CHRIS VERSACE: Good morning, Action Alerts Plus members. It's Tuesday, August 23. And after yesterday's sell-off, stocks are moving higher, even though the flash August PMI data that we got for Japan, the Eurozone, the UK, and the US all moved lower month over month, reigniting recession concerns.

On a positive note, the PMI data said inflation did get better month over month. But it's still stubbornly persistent on a year-over-year basis. It also indicated that companies are starting to feel the pinch, if you will, of higher interest rates.

The PMI reports also show that supply chains continue to improve. But let's remember, as we discussed yesterday, the rate of improvement for supply chains is going to be slowed down a little bit by some of the issues we're seeing on the power front.

Remember, in China, they are actually cutting power to industrial firms, as well as Rhine issues and water issues are limiting hydrow power over in the Eurozone, as well. Now, let's dig a little deeper into the flash August PMI for the US.

Manufacturing fell month over month. A little better than expected, but still contracted month over month. The services business, however, totally fell, missing expectations, falling even further than expected. The commonality between both the manufacturing and the services sector-- the big fall in new orders, which points to further slowing in the domestic economy month over month.
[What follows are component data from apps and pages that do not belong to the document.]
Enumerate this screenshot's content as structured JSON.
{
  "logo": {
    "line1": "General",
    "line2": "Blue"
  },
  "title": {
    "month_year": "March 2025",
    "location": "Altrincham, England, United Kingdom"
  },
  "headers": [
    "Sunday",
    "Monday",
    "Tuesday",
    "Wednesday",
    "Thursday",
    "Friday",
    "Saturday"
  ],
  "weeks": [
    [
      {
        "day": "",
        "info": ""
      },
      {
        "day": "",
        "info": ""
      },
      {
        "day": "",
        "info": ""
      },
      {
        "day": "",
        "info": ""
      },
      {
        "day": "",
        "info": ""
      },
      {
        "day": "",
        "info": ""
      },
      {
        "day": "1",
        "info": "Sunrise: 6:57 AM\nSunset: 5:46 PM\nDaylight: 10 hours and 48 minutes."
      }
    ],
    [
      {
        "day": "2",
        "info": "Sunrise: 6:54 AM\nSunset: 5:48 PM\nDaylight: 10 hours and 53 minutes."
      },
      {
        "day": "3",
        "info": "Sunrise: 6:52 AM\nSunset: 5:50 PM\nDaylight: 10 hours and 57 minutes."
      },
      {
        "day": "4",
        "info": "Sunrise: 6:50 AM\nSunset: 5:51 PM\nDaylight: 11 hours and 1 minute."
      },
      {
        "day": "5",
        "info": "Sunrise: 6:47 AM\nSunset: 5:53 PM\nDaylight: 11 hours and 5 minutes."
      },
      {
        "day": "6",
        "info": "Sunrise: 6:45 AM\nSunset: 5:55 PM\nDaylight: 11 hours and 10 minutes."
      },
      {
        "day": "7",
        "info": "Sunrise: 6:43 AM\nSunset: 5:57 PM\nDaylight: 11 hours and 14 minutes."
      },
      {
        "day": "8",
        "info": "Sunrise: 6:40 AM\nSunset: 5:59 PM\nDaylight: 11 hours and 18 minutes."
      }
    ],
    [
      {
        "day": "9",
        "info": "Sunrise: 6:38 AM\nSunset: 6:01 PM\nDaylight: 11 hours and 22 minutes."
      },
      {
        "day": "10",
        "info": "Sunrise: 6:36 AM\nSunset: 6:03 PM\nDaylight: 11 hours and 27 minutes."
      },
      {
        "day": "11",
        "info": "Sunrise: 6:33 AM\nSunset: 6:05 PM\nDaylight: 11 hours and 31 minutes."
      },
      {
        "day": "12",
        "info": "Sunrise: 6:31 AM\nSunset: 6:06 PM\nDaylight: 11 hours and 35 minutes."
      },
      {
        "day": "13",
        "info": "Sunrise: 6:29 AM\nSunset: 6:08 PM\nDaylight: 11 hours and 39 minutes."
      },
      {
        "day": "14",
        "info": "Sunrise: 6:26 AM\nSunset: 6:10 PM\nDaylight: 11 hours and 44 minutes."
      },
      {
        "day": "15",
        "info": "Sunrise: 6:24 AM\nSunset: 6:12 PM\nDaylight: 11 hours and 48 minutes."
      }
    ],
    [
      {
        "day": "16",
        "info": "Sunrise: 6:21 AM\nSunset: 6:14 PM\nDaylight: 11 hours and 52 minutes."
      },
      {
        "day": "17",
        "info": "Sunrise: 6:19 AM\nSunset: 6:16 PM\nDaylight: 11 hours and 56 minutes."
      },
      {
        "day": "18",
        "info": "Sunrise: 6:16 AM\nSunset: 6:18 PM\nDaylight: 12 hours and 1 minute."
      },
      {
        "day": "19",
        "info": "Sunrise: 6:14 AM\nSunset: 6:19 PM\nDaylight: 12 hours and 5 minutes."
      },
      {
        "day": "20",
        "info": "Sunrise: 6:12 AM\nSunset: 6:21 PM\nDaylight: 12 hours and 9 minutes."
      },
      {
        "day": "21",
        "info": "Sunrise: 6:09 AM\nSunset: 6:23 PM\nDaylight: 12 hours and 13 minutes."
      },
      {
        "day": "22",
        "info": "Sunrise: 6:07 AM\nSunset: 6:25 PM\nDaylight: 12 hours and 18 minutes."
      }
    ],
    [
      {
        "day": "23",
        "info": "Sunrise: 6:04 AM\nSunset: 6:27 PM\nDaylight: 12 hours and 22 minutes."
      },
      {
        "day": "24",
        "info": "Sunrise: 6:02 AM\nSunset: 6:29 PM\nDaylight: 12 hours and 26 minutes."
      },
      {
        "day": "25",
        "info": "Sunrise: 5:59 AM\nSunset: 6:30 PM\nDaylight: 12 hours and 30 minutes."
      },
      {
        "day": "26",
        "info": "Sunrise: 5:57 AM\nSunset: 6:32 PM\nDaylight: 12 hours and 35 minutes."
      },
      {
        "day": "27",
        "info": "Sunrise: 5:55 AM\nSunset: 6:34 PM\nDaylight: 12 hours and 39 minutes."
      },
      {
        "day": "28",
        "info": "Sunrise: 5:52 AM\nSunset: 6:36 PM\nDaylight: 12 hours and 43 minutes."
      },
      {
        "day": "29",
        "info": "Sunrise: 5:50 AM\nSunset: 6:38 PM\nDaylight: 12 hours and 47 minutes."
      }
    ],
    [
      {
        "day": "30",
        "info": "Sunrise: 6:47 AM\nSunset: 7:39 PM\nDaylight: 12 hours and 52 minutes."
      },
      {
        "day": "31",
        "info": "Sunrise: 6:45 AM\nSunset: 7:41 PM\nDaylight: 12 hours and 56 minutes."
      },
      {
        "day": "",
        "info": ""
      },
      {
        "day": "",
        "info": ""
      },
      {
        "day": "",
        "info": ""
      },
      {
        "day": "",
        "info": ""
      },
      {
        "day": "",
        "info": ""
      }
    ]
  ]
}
To that, we can add some comments from Macy's, that it sees some concerns about consumers cutting back discretionary spending. Putting all of that together, it really confirms some of the moves that we've made in the portfolio over the last few months, adding more inelastic business model-type companies, the likes of which we have American Waterworks and PepsiCo.

Now, the market might be moving a little higher today. Reason being, it's probably thinking that, hm, with the economy continuing to slow, the Fed might slow down its rate of interest-rate increases. But we would remind members that later in the week, we have another piece of inflation data, the July PCE price index that we're going to have to really understand what it says about the pace of inflation.

Remember, too, that PCE price index is a key inflation indicator for the Fed. So we're not out of the woods just yet. And again, all of this is going to be put into the cocktail mixer, if you will, as we adjust expectations for what Fed Chair Powell is likely to say on Friday at Jackson Hole.

Now, yesterday, we put some money to work in the shares of Verizon, really following up from our comments last week about the sell-off in the shares. There's a couple of reasons that we did this. First and foremost is the shares are below the dividend yield, where they tend to bottom out. That's right around 5.1%. That indicates that we should see a real floor in the shares around the $50, $51 level.

So without question, the shares are cheap. We're also coming up on a dividend-increase announcement. Historically, Verizon has done that in early September. So that's right around the quarter. That could be a modest positive catalyst for the shares. But more likely than not, as concerns about the speed of the economy and a potential recession return, we will see investors flock back to more defensive names.

And we think about the increasing use of wireless. Is that any longer a discretionary purchase? Certainly not. It's a need to have, almost a utility that in today's connected world you can't go without.

So that was the reason why we waded into Verizon shares yesterday. And if the shares pull back a little further, we're likely to, once again, add to the position. That's a wrap for today's rundown. Thanks for joining us. We'll see you tomorrow.